What Jacobson does beautifully in his accessibly academic book is differentiate between politicized Islamist patriarchy and “the broader Muslim community,” the former being “a core expression of a deeper global ﬁssure,” he explains. “In an honor society, patriarchal and tribal traditions dictate that a woman’s body belongs to and serves the community. … An interest-based society privileges self-determination, the sovereignty of the individual over her body, and ownership of one’s own capital, be it economic, cultural, or social.” As globalization improves the status of many women, it also incites a ferocious backlash against them.
The book offers hints on how to mitigate this divide not only in global conflicts, but also domestic battles over everything from birth control to prostitution. Jacobson spoke to Salon from his office in Florida about virginity, SlutWalks and even monogamy.
Why is female sexuality at the heart of some of our most significant global conflicts?
It’s extraordinary. What we’ve seen in Delhi recently is a horrifying symptom of this broader global phenomenon. The more patriarchal a society, the more vicious the backlash to the integration of women, not just in the labor market and education but to the growing autonomy of women in areas from fashion to consumerism to marriage. I think what’s happening is that women’s sexuality and women’s status has really become the hinge of two very different visions of society and visions of morality. What we’ve seen in recent decades is that women have been making these extraordinary strides in the aggregate. As a consequence, women’s sexuality has become this battleground and this backlash of the most patriarchal elements that control it. We can see women’s progress in these areas is dramatic, but it’s much more muted in the most patriarchal corners of the world from Southeast Asia, including India, down through the Middle East to North Africa. India’s an interesting case because, as has been seen in Delhi, it captures both the modern India and the patriarchal India, which get juxtaposed in what we’ve witnessed in these last weeks.

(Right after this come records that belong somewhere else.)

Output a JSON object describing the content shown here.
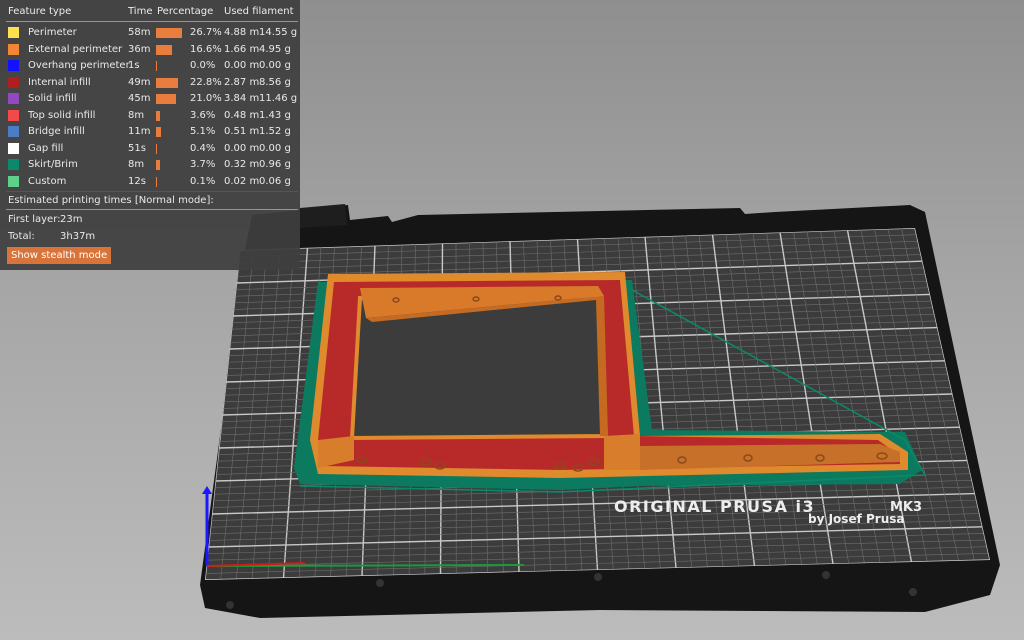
{
  "legend": {
    "headers": {
      "feature": "Feature type",
      "time": "Time",
      "percentage": "Percentage",
      "filament": "Used filament"
    },
    "rows": [
      {
        "name": "Perimeter",
        "color": "#ffe14d",
        "time": "58m",
        "pct": 26.7,
        "pct_label": "26.7%",
        "meters": "4.88 m",
        "grams": "14.55 g"
      },
      {
        "name": "External perimeter",
        "color": "#f28637",
        "time": "36m",
        "pct": 16.6,
        "pct_label": "16.6%",
        "meters": "1.66 m",
        "grams": "4.95 g"
      },
      {
        "name": "Overhang perimeter",
        "color": "#1212ff",
        "time": "1s",
        "pct": 0.0,
        "pct_label": "0.0%",
        "meters": "0.00 m",
        "grams": "0.00 g"
      },
      {
        "name": "Internal infill",
        "color": "#b01f1f",
        "time": "49m",
        "pct": 22.8,
        "pct_label": "22.8%",
        "meters": "2.87 m",
        "grams": "8.56 g"
      },
      {
        "name": "Solid infill",
        "color": "#9248c0",
        "time": "45m",
        "pct": 21.0,
        "pct_label": "21.0%",
        "meters": "3.84 m",
        "grams": "11.46 g"
      },
      {
        "name": "Top solid infill",
        "color": "#f24a4a",
        "time": "8m",
        "pct": 3.6,
        "pct_label": "3.6%",
        "meters": "0.48 m",
        "grams": "1.43 g"
      },
      {
        "name": "Bridge infill",
        "color": "#4c7cc4",
        "time": "11m",
        "pct": 5.1,
        "pct_label": "5.1%",
        "meters": "0.51 m",
        "grams": "1.52 g"
      },
      {
        "name": "Gap fill",
        "color": "#ffffff",
        "time": "51s",
        "pct": 0.4,
        "pct_label": "0.4%",
        "meters": "0.00 m",
        "grams": "0.00 g"
      },
      {
        "name": "Skirt/Brim",
        "color": "#0a8a6a",
        "time": "8m",
        "pct": 3.7,
        "pct_label": "3.7%",
        "meters": "0.32 m",
        "grams": "0.96 g"
      },
      {
        "name": "Custom",
        "color": "#5ed08c",
        "time": "12s",
        "pct": 0.1,
        "pct_label": "0.1%",
        "meters": "0.02 m",
        "grams": "0.06 g"
      }
    ]
  },
  "estimates": {
    "title": "Estimated printing times [Normal mode]:",
    "first_layer_label": "First layer:",
    "first_layer_value": "23m",
    "total_label": "Total:",
    "total_value": "3h37m",
    "stealth_button": "Show stealth mode"
  },
  "bed": {
    "brand_line1": "ORIGINAL PRUSA i3",
    "brand_model": "MK3",
    "brand_line2": "by Josef Prusa"
  },
  "colors": {
    "accent": "#e87d3e",
    "infill": "#b82a2a",
    "perimeter": "#e08a2e",
    "brim": "#0c7a5e"
  }
}
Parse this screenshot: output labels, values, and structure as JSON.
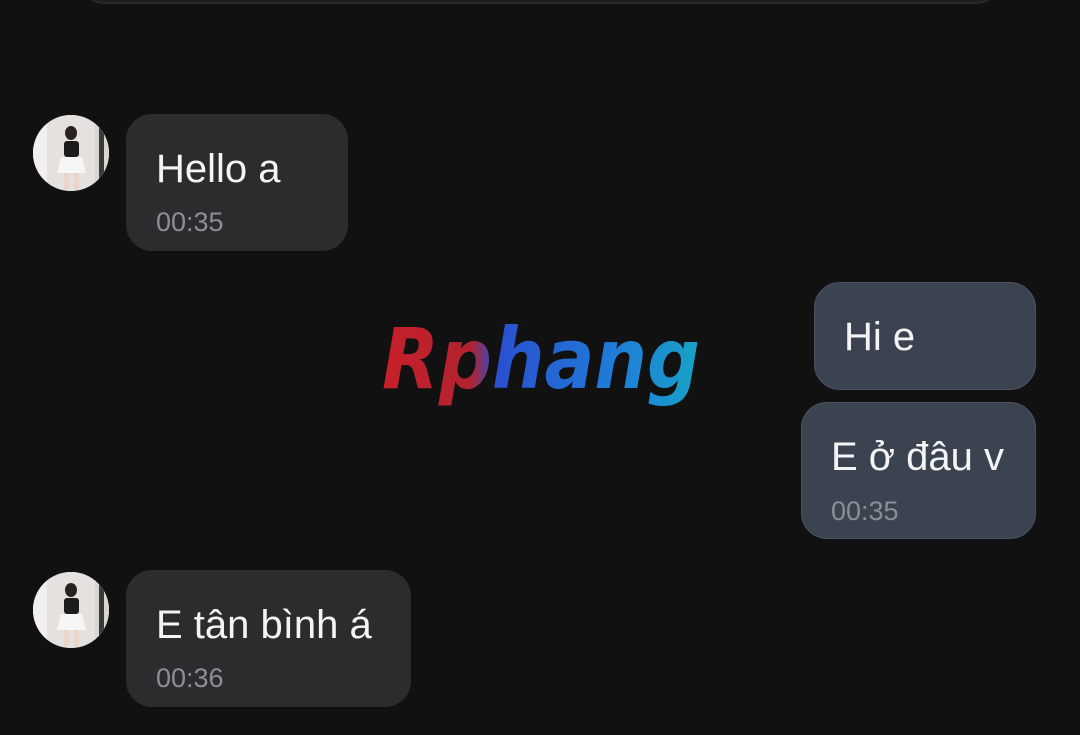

There’s a piece of this that’s something of an age-old phenomenon, right? Women’s bodies as sites of conflict and incitements for war? . . .